DH March 09 Aboriginal Art Auction Pt. 2 - australianartmarket.com Continuing on from my last post on Deutscher and Hackett’s inaugural Aboriginal art auction which took place on the 25th of March, things started off well with the first two lots achieving prices
a field of Australian art which has become the focus of worldwide interest. We have consigned for this auction a broad range of important works by leading indigenous artists. Works on offer are fresh to the market with emphasis on provenance and attractive pricing” Yes, the prices were attractive and yes, there was a broad range of works that were fresh to the market but these factors weren’t enough for buyers to justify spending considerable amounts of money. Buyers are willing to spend up to around $10,000 on works that are not particularly rare or significant but are wanting something concrete to be able to justify spending more than $20,000. If a work comes up for sale that is particularly special for whatever reason and represents an opportunity to purchase a work with particular characteristics that is unlikely to be repeated any time soon then deep pockets appear plentiful.
A sense of urgency is what is motivating buyers to part with significant amounts of money especially when it comes to the market for Aboriginal art which is somewhat saturated. Although the DH auction had a good range of quality works there were very few stand out examples that created this sense of urgency which I believe is part of the reason it failed to find success. Having a good number of rarer works spread throughout the auction helps create and maintain a buzz and provides encouragement for people to part with their money. Overall, Deutscher and Hackett were not really responsible for the less than positive result of their inaugural Aboriginal art auction. The market is hard to predict and difficult to rationlise at the moment especially considering that it is only the beginning of the year. The only two things that I would have done was change the date of the auction (not on the same night as the Menzies Art Brands auction) and include more rare and desirable works in the auction.
**Nicholas Forrest is an art market analyst, art critic and journalist based in Sydney, Australia.

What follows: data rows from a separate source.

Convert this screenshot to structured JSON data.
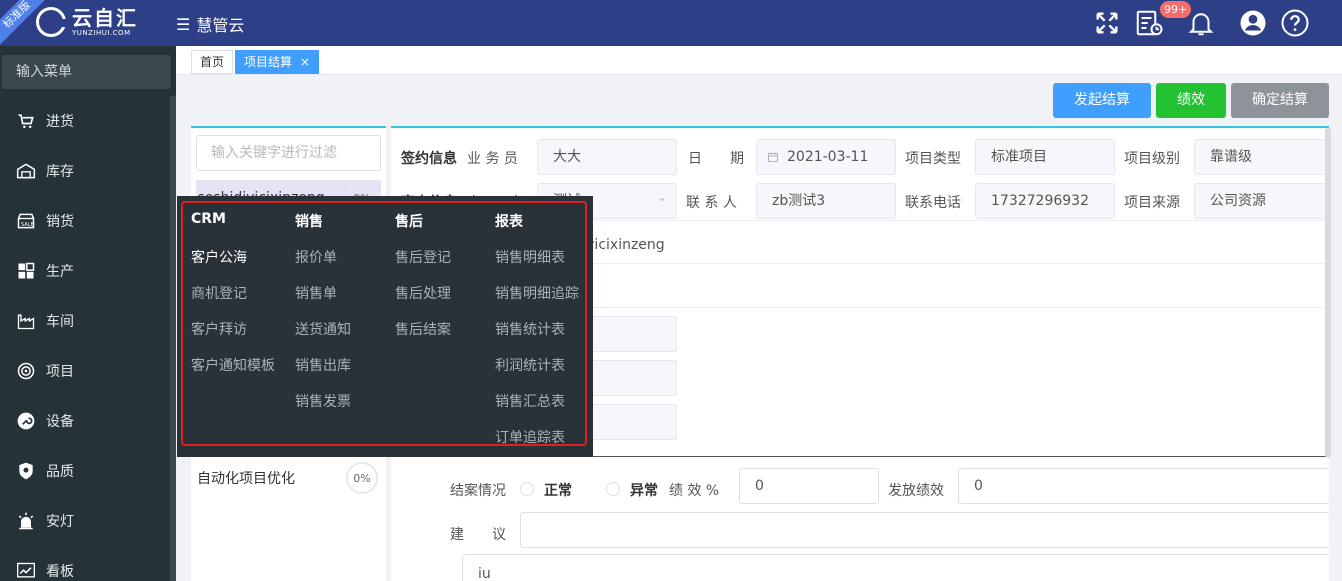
{
  "header": {
    "edition_ribbon": "标准版",
    "logo_text": "云自汇",
    "logo_subtext": "YUNZIHUI.COM",
    "app_name": "慧管云",
    "notification_badge": "99+"
  },
  "sidebar": {
    "search_placeholder": "输入菜单",
    "items": [
      {
        "label": "进货",
        "icon": "cart-icon"
      },
      {
        "label": "库存",
        "icon": "warehouse-icon"
      },
      {
        "label": "销货",
        "icon": "store-icon"
      },
      {
        "label": "生产",
        "icon": "grid-icon"
      },
      {
        "label": "车间",
        "icon": "factory-icon"
      },
      {
        "label": "项目",
        "icon": "target-icon"
      },
      {
        "label": "设备",
        "icon": "wrench-icon"
      },
      {
        "label": "品质",
        "icon": "shield-icon"
      },
      {
        "label": "安灯",
        "icon": "alarm-light-icon"
      },
      {
        "label": "看板",
        "icon": "chart-board-icon"
      }
    ]
  },
  "tabs": {
    "home": "首页",
    "current": "项目结算",
    "close": "×"
  },
  "actions": {
    "start_settlement": "发起结算",
    "performance": "绩效",
    "confirm_settlement": "确定结算",
    "colors": {
      "blue": "#409eff",
      "green": "#22c232",
      "gray": "#8d9399"
    }
  },
  "project_list": {
    "filter_placeholder": "输入关键字进行过滤",
    "items": [
      {
        "name": "ceshidiyicixinzeng",
        "progress": "0%"
      },
      {
        "name": "自动化项目优化",
        "progress": "0%"
      }
    ]
  },
  "form": {
    "section_sign": "签约信息",
    "section_customer": "客户信息",
    "salesperson_label": "业 务 员",
    "salesperson_value": "大大",
    "date_label": "日　　期",
    "date_value": "2021-03-11",
    "project_type_label": "项目类型",
    "project_type_value": "标准项目",
    "project_level_label": "项目级别",
    "project_level_value": "靠谱级",
    "customer_label": "客　　户",
    "customer_value": "测试",
    "contact_label": "联 系 人",
    "contact_value": "zb测试3",
    "phone_label": "联系电话",
    "phone_value": "17327296932",
    "source_label": "项目来源",
    "source_value": "公司资源",
    "project_name_value": "ceshidiyicixinzeng",
    "case_status_label": "结案情况",
    "status_normal": "正常",
    "status_abnormal": "异常",
    "perf_pct_label": "绩 效 %",
    "perf_pct_value": "0",
    "issue_perf_label": "发放绩效",
    "issue_perf_value": "0",
    "suggestion_label": "建　　议",
    "note_value": "iu"
  },
  "mega_menu": {
    "columns": [
      {
        "title": "CRM",
        "items": [
          "客户公海",
          "商机登记",
          "客户拜访",
          "客户通知模板"
        ]
      },
      {
        "title": "销售",
        "items": [
          "报价单",
          "销售单",
          "送货通知",
          "销售出库",
          "销售发票"
        ]
      },
      {
        "title": "售后",
        "items": [
          "售后登记",
          "售后处理",
          "售后结案"
        ]
      },
      {
        "title": "报表",
        "items": [
          "销售明细表",
          "销售明细追踪",
          "销售统计表",
          "利润统计表",
          "销售汇总表",
          "订单追踪表"
        ]
      }
    ]
  }
}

He is the founder of http://www.artmarketblog.com, writes the art column for the magazine Antiques and Collectibles for Pleasure and Profit and contributes to many other publications.